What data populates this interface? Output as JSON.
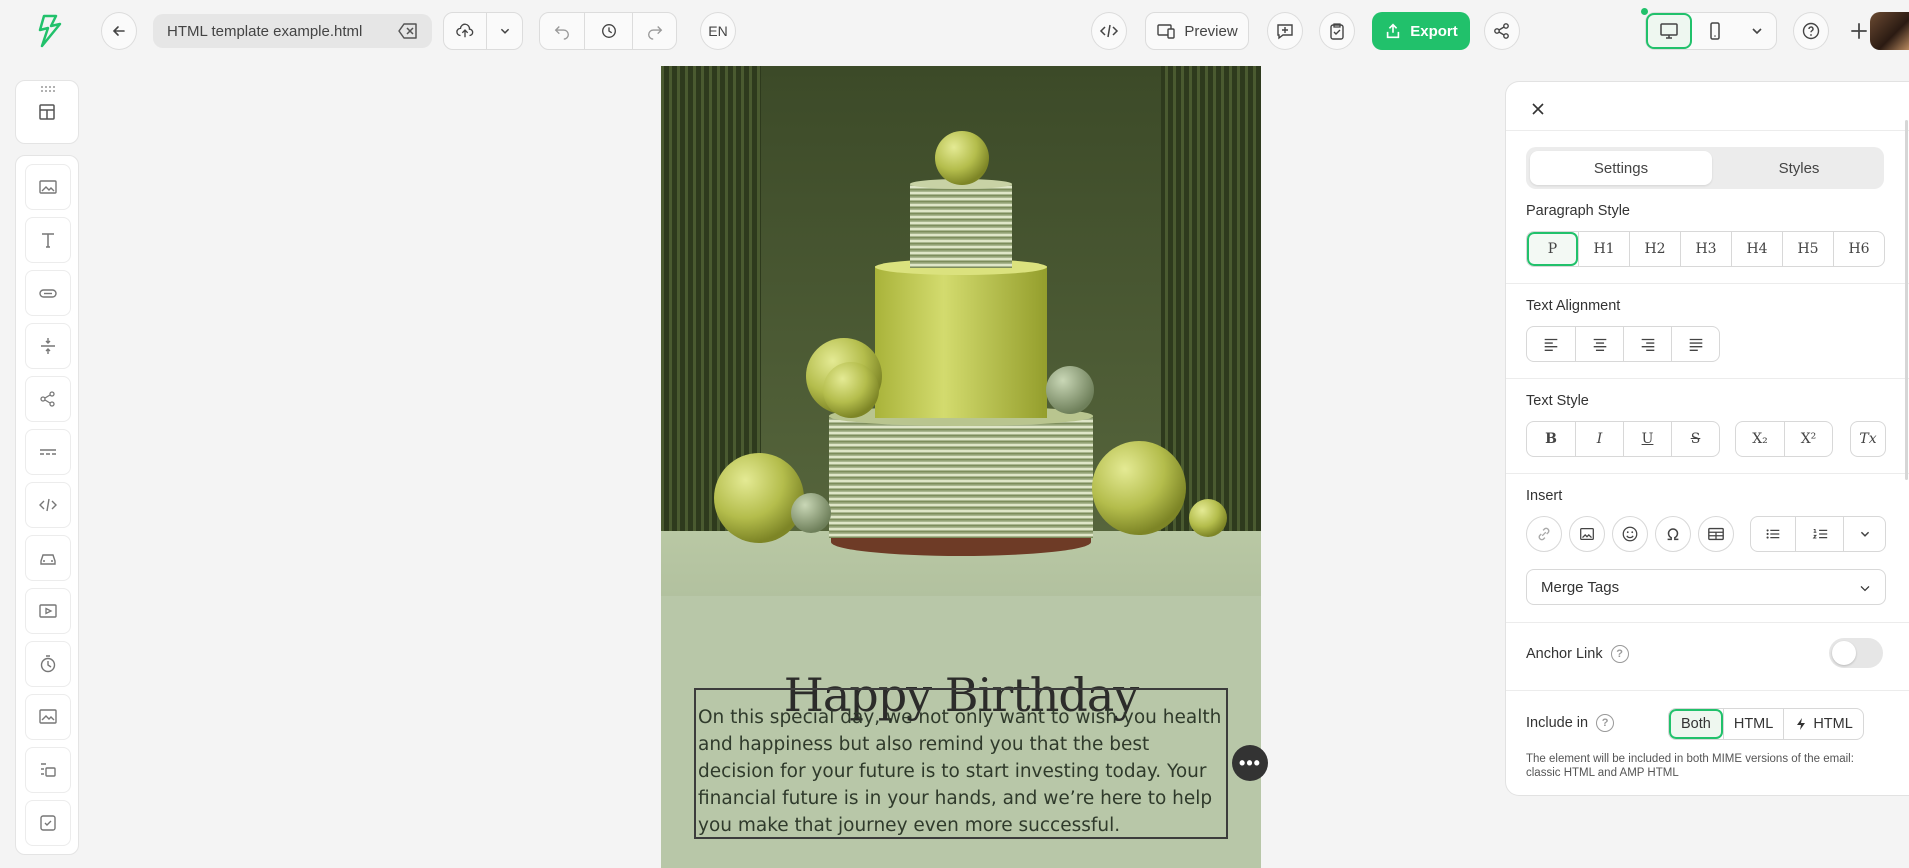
{
  "toolbar": {
    "file_name": "HTML template example.html",
    "language": "EN",
    "preview_label": "Preview",
    "export_label": "Export"
  },
  "email": {
    "heading": "Happy Birthday",
    "paragraph": "On this special day, we not only want to wish you health and happiness but also remind you that the best decision for your future is to start investing today. Your financial future is in your hands, and we’re here to help you make that journey even more successful.",
    "more_label": "•••"
  },
  "panel": {
    "tabs": [
      "Settings",
      "Styles"
    ],
    "active_tab": "Settings",
    "paragraph_style_label": "Paragraph Style",
    "paragraph_styles": [
      "P",
      "H1",
      "H2",
      "H3",
      "H4",
      "H5",
      "H6"
    ],
    "selected_paragraph_style": "P",
    "text_alignment_label": "Text Alignment",
    "text_style_label": "Text Style",
    "text_styles": [
      "B",
      "I",
      "U",
      "S"
    ],
    "script_styles": [
      "X₂",
      "X²"
    ],
    "clear_format_label": "Tx",
    "insert_label": "Insert",
    "merge_tags_label": "Merge Tags",
    "anchor_link_label": "Anchor Link",
    "anchor_link_enabled": false,
    "include_in_label": "Include in",
    "include_options": [
      "Both",
      "HTML",
      "HTML"
    ],
    "include_selected": "Both",
    "include_note": "The element will be included in both MIME versions of the email: classic HTML and AMP HTML"
  },
  "colors": {
    "accent": "#21c16b",
    "canvas_bg": "#b8c7a8",
    "hero_bg": "#4a5a34"
  }
}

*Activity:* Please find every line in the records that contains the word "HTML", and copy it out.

*Result of the exercise:*
    "file_name": "HTML template example.html",
      "HTML",
      "HTML"
    "include_note": "The element will be included in both MIME versions of the email: classic HTML and AMP HTML"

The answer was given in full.